School Geography: Why US Census (TIGER) School District Boundaries Are Not Good Enough
Looking for specific topics?
Try sorting by categories
Or, view our archive
In my last School Geography series blog post, I mentioned that the US Census (via TIGER) provide nationwide school district boundaries periodically. I also talked about some of the data currency issues related to using TIGER as a basis for analysis, decision-making and web map display. In this post, I’ll talk a little more about the school district boundaries data that comes out of the US Census.
The Congress requires the Census Bureau to create special tabulations of decennial census by school district boundaries to support calculations for such allocations as Title I funding. Every two years, the Census conducts a review of school districts and collects paper and sometimes digital map data from designated state school district mapping coordinators. The TIGER school districts were last updated with the release of TIGER 2008 and contain boundaries submitted during the 2007-2008 School District Review Program (SDRP). As a result, the TIGER school district data may now be as much as three years old and the next file will not be available until November 2010, long after the 2010-11 school year begins.
With demographic shifts, financial issues, and failing schools, the rate of change (events like district mergers and splits) in school district boundaries is on the rise. In the last 30 days alone, there have been stories on consolidations (or potential consolidations) in 9 states (PA, IA, IL, VT, MS, AR, KS, WI, and NJ).
For Maponics School Boundaries TM, we source school district boundaries and school attendance boundaries directly from contacts at the local level, rather than at the state level. And we review and update the entire set of school geography (including school district, school attendance zones and school profiles) for every locally-sourced area every year. This ensures that we reflect all of the latest changes every year and that our customers can count on the fact that they have the latest information available.

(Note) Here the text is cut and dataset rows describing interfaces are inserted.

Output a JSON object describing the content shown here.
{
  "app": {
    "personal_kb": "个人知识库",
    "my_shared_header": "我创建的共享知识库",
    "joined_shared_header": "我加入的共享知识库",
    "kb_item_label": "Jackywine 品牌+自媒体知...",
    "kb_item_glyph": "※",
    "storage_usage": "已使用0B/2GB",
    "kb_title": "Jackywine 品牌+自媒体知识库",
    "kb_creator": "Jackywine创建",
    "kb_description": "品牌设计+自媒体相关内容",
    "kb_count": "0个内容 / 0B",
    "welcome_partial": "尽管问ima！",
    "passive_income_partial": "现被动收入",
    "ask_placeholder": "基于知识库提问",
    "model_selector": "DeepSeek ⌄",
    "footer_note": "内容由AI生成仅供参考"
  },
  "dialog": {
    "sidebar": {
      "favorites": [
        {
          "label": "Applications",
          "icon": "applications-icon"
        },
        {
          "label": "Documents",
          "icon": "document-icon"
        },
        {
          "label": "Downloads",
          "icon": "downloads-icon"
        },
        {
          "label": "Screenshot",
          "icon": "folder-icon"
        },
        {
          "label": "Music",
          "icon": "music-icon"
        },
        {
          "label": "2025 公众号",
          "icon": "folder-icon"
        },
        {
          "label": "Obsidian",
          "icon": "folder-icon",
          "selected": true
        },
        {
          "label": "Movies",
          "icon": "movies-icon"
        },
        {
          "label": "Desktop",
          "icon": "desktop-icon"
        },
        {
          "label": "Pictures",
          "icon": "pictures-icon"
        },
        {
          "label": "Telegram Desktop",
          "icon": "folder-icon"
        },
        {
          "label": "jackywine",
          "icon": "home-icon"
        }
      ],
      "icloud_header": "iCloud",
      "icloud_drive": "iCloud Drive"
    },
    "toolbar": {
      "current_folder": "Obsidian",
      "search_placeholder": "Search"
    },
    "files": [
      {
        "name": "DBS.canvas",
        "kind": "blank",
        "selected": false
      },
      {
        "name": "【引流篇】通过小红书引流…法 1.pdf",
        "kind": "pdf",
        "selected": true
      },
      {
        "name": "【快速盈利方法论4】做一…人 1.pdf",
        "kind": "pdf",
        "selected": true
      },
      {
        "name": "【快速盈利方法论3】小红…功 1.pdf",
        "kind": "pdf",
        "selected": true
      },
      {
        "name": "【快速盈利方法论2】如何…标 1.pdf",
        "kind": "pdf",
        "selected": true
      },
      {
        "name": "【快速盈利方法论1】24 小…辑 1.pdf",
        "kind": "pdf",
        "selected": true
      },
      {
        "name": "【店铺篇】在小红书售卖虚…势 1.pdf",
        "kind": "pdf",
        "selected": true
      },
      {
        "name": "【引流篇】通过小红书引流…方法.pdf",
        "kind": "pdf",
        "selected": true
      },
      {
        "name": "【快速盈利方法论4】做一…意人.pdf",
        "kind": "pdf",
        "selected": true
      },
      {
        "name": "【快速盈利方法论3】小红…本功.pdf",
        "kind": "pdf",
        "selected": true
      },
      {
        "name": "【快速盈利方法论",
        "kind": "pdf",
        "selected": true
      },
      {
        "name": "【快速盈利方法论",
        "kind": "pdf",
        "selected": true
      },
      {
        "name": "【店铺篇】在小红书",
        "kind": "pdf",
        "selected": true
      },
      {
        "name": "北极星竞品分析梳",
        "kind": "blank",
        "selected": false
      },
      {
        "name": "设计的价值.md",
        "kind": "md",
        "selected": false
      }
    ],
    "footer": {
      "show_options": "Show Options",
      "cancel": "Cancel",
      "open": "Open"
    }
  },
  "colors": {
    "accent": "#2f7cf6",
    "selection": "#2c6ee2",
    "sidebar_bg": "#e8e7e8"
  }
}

In the spirit of full disclosure, we base our nationwide school district boundaries on TIGER data but continually enhance them with locally sourced data and add school attendance zones--something that TIGER does not include at all.